Fallout from Dore Theft Continues

A Dore Entertainment cage cashier accused of stealing millions of dollars in money from Macau junket investors has left the once-booming business reeling, and may have endangered it altogether, according to a report.

Analysts expect 18th month of decline

The recent theft of millions of dollars from Macau junket operator Dore Entertainment has led to lengthy protests by former investors demanding the return of their money. The scandal may have crippled the industry indefinitely, according to a report by the Reuters news agency.

For the past two months, frustrated investors have protested outside Wynn Macau where the junket operated, seeking remuneration. The investors blame Dore for the theft, in which a cage cashier stole at least HKUS$500 million (US$64.52 million), though some allege the total could be as high as HKUS$2 billion. They say Dore head Charles Heung Wah Keung, whom Reuters identified as “an alleged triad crime gang member,” should compensate them for their losses.

He “has taken the victims’ blood and sweat … Heung is devoid of a conscience,” said Lydia Chen, who lost millions of dollars she loaned to Dore in 2015.

The crime may also have permanently shifted the focus in Macau from the VIP business to mass gaming. That trend was perhaps best reflected at Melco Crown’s new $3.2 billion Studio City resort, which opened in October with no VIP gaming tables.

After the opening, Melco Chairman Lawrence Ho said Macau’s VIP sector has been “permanently and structurally changed,” in part by the Dore theft, along with the Chinese government’s crackdown on corruption, which scared off a number of high rollers and led to a recession that is now in its 17th month.

Macau Chief Executive Fernando Chui Sai On says the slump is a sign that Macau needs to develop an economy beyond gaming, reported Macau Business. “The downturn of the economy is certainly an opportunity for us to set up new regional and strategic polices. After 10 years of rapid development in which the gaming industry dominated the whole economy, it has now brought us some problems to solve,” Chui told legislators in a recent address. The Macau Daily Times reported last week that Nomura expects the downward trend that began last summer to continue when the November numbers are released.

There is good news amid the bad: GGRAsia reports that the use of Alipay, China’s largest online payment service, could have “positive longer-term implications” for the gaming industry, according to Union Gaming Securities Asia Ltd.

In September, in a further move to monitor gaming by its citizens, Chinese authorities announced new annual limits on ATM withdrawals made outside Mainland China using the China UnionPay Ltd electronic transfer system. Though Alipay could serve as an alternative, said Govertsen, “We suspect the people most comfortable with using Alipay are generally younger, and therefore not necessarily high value potential visitors to Macau.” The Macau Business Daily reported that more than 100 stores now accept Alipay payments in Macau.

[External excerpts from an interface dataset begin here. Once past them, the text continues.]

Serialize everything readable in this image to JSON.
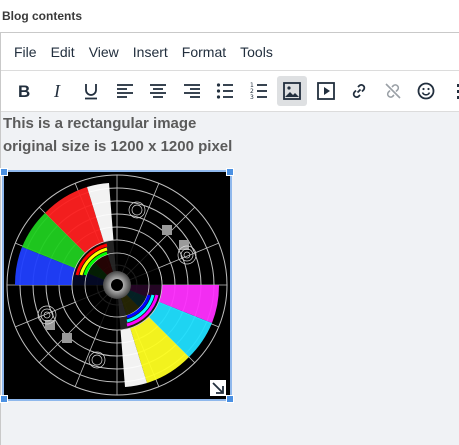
{
  "field_label": "Blog contents",
  "menu": [
    "File",
    "Edit",
    "View",
    "Insert",
    "Format",
    "Tools"
  ],
  "toolbar": [
    {
      "icon": "bold-icon",
      "active": false
    },
    {
      "icon": "italic-icon",
      "active": false
    },
    {
      "icon": "underline-icon",
      "active": false
    },
    {
      "icon": "align-left-icon",
      "active": false
    },
    {
      "icon": "align-center-icon",
      "active": false
    },
    {
      "icon": "align-right-icon",
      "active": false
    },
    {
      "icon": "bullet-list-icon",
      "active": false
    },
    {
      "icon": "numbered-list-icon",
      "active": false
    },
    {
      "icon": "image-icon",
      "active": true
    },
    {
      "icon": "media-icon",
      "active": false
    },
    {
      "icon": "link-icon",
      "active": false
    },
    {
      "icon": "unlink-icon",
      "active": false
    },
    {
      "icon": "emoticon-icon",
      "active": false
    },
    {
      "icon": "more-icon",
      "active": false
    }
  ],
  "content": {
    "line1": "This is a rectangular image",
    "line2": "original size is 1200 x 1200 pixel"
  },
  "colors": {
    "toolbar_active_bg": "#dee0e2",
    "selection_handle": "#4a90e2",
    "text": "#5b5b5b",
    "canvas_bg": "#f0f2f5"
  }
}
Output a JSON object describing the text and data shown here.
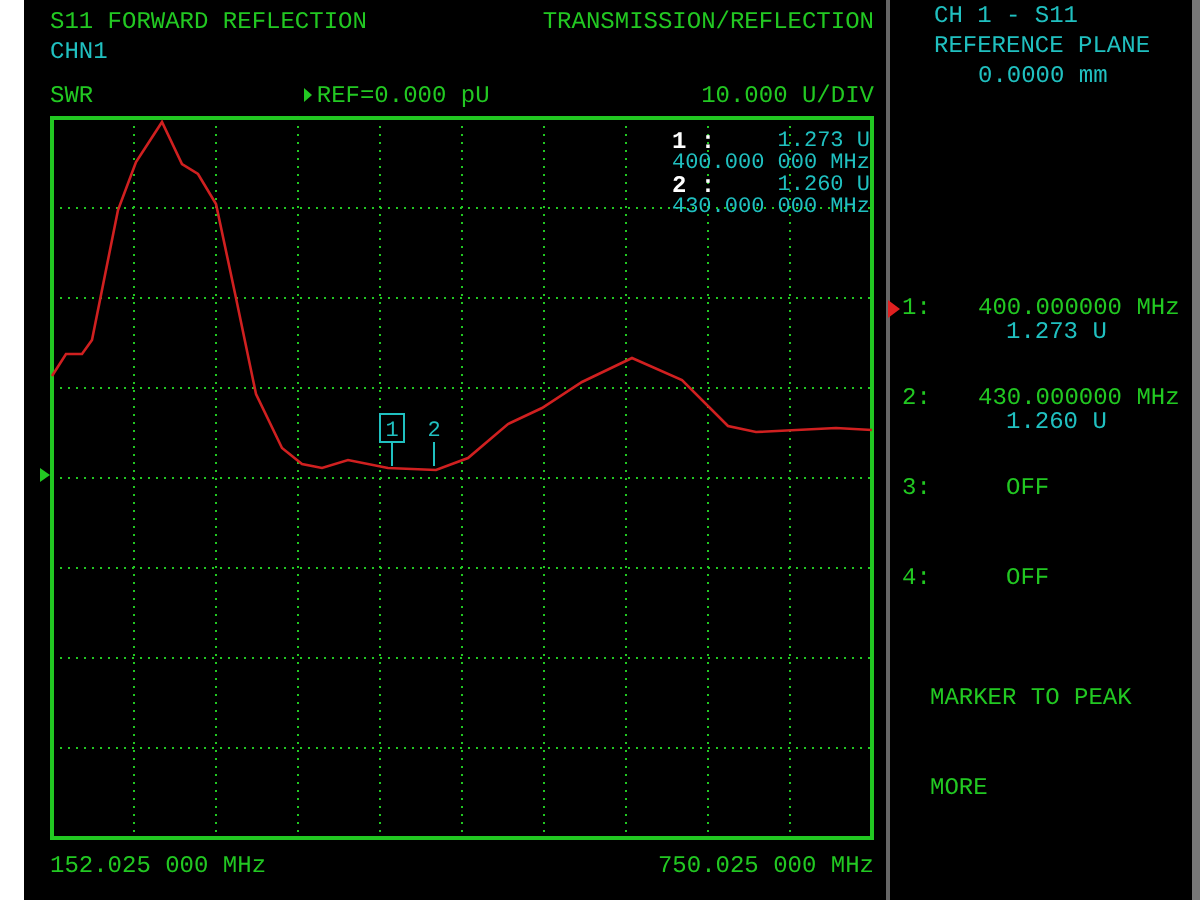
{
  "header": {
    "title": "S11 FORWARD REFLECTION",
    "mode": "TRANSMISSION/REFLECTION",
    "channel": "CHN1",
    "format": "SWR",
    "reference": "REF=0.000 pU",
    "scale": "10.000 U/DIV"
  },
  "readout": [
    {
      "label": "1 :",
      "value": "1.273 U",
      "frequency": "400.000 000 MHz"
    },
    {
      "label": "2 :",
      "value": "1.260 U",
      "frequency": "430.000 000 MHz"
    }
  ],
  "trace_markers": [
    {
      "label": "1",
      "selected": true
    },
    {
      "label": "2",
      "selected": false
    }
  ],
  "axis": {
    "start": "152.025 000 MHz",
    "stop": "750.025 000 MHz"
  },
  "panel": {
    "title": "CH 1 - S11",
    "subtitle": "REFERENCE PLANE",
    "value": "0.0000 mm"
  },
  "softkeys": [
    {
      "kind": "marker",
      "number": "1:",
      "frequency": "400.000000 MHz",
      "value": "1.273 U",
      "selected": true
    },
    {
      "kind": "marker",
      "number": "2:",
      "frequency": "430.000000 MHz",
      "value": "1.260 U",
      "selected": false
    },
    {
      "kind": "off",
      "number": "3:",
      "state": "OFF"
    },
    {
      "kind": "off",
      "number": "4:",
      "state": "OFF"
    },
    {
      "kind": "action",
      "label": "MARKER TO PEAK"
    },
    {
      "kind": "action",
      "label": "MORE"
    }
  ]
}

“We would expect pawnshops to explore the Alipay option over time, especially if any further UnionPay restrictions are put in place,” said Govertsen. But, he added, “As it relates to casino operators, we would not expect them to offer Alipay Wallet in-person payments on casino floors given how contentious that would be—not to mention potential legal ramifications.”